This reflects the need for TAPA members to:

 

·        Maintain logistical and digital assets to prevent unexpected downtime

·        Enhance the security of assets by acquiring higher TAPA Standards

·        Build up a redundant supplier base to reduce supplier risk and monitor credit scores

·        Review your Business Continuity Plan (BCP) regularly for risks arising from new causes

·        Create a disaster recovery plan that goes beyond the BCP

·        Practice and activate your BCP so staff know how to enact contingencies

 

These top perils – cyber threats, business interruptions and climate change - have a critical impact on the operational performance, financial results and reputations of key stakeholders. Planning and managing for these risks in your supply chain structure is the key to business resilience in this age of digitalization. TAPA members may also take one step further to watch for emerging new technologies, such as artificial intelligence, smart objects and virtual reality that may instantly transform the supply chain industry and obsolete existing processes.

 

The UK's independent authority on cyber security, The National Cyber Security Centre, provides supply chain security guidance and proposes a series of 12 principles, designed to help you establish effective control and oversight of your supply chain. It offers a series of scenarios against which to measure the security of your supply chain. See their guidance by clicking on the link

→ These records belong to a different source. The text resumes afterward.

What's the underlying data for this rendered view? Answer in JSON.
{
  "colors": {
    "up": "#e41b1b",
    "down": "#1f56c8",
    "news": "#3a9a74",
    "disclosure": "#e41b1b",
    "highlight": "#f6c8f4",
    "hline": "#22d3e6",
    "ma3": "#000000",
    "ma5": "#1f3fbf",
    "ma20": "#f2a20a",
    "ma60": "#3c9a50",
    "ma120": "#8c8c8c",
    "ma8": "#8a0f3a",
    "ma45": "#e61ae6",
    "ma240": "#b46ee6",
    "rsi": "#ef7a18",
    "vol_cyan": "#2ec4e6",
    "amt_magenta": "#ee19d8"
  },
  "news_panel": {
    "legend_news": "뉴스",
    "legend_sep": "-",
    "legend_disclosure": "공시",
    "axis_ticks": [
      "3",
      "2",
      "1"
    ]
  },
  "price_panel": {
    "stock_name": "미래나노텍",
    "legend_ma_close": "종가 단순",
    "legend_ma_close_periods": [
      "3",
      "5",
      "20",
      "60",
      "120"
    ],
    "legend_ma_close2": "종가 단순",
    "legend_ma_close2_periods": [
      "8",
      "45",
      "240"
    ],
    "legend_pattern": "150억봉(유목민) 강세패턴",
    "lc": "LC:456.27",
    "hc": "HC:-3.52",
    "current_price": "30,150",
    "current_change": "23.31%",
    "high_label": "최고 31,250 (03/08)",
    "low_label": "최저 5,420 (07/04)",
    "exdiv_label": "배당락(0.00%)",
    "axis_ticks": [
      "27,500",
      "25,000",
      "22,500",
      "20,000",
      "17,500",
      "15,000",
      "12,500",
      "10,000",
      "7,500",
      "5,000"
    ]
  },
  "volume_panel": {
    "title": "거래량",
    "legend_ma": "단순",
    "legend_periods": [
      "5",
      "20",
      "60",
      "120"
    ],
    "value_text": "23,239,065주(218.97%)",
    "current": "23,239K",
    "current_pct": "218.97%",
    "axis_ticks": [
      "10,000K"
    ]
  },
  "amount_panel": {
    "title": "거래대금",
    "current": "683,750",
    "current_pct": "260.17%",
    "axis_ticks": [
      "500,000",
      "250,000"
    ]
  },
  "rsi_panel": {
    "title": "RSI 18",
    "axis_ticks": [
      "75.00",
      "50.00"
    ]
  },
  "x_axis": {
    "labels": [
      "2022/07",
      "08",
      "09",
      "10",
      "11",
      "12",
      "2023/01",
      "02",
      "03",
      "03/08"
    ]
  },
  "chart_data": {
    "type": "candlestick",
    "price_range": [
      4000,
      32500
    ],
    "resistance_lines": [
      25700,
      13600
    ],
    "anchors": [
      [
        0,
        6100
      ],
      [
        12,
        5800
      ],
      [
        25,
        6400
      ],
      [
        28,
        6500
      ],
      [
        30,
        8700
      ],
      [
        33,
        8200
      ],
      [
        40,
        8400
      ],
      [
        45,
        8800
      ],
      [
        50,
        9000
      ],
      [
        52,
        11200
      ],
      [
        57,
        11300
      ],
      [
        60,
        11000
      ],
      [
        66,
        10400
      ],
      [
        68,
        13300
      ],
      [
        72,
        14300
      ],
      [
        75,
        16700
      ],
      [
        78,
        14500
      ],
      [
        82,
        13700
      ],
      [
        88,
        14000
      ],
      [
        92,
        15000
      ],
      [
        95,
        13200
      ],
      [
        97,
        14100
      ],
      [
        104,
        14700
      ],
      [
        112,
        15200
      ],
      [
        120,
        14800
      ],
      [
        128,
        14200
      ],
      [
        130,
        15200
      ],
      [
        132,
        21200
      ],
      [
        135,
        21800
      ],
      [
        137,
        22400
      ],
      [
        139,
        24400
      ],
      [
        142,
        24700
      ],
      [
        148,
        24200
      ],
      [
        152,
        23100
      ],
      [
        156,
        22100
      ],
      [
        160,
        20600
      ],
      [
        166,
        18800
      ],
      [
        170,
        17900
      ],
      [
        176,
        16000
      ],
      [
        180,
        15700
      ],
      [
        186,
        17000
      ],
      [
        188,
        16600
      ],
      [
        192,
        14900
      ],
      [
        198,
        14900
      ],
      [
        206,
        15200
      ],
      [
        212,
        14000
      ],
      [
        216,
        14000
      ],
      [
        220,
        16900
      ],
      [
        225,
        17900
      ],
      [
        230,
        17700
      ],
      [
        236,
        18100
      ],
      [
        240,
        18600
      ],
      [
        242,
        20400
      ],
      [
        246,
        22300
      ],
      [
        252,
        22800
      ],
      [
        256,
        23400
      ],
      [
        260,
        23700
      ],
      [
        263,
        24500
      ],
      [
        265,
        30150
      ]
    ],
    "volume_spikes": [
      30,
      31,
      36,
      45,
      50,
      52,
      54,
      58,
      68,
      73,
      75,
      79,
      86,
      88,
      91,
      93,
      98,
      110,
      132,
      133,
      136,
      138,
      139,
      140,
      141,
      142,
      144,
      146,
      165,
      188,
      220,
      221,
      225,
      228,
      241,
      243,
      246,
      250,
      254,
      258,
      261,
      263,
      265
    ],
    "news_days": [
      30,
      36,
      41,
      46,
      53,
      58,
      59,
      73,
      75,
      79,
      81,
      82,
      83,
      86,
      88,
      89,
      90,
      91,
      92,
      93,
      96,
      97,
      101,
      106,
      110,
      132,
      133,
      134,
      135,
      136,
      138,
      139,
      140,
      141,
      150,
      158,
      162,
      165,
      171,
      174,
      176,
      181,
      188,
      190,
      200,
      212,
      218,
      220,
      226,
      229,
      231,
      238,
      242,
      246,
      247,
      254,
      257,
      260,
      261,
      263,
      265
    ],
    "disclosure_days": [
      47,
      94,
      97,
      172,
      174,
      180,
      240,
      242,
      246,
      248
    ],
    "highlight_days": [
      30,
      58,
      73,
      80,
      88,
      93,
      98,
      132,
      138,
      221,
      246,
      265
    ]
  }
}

https://www.ncsc.gov.uk/collection/supply-chain-security/assessing-supply-chain-security

“The idea is to give you some concrete examples of good and bad supply chain security to help TAPA members and other organizations begin the process of understanding their own situation,” Steve Mullins says.

 

For more information on Cyber Security, please contact TAPA APAC at secretariat@(*** please remove ***)tapa-apac.org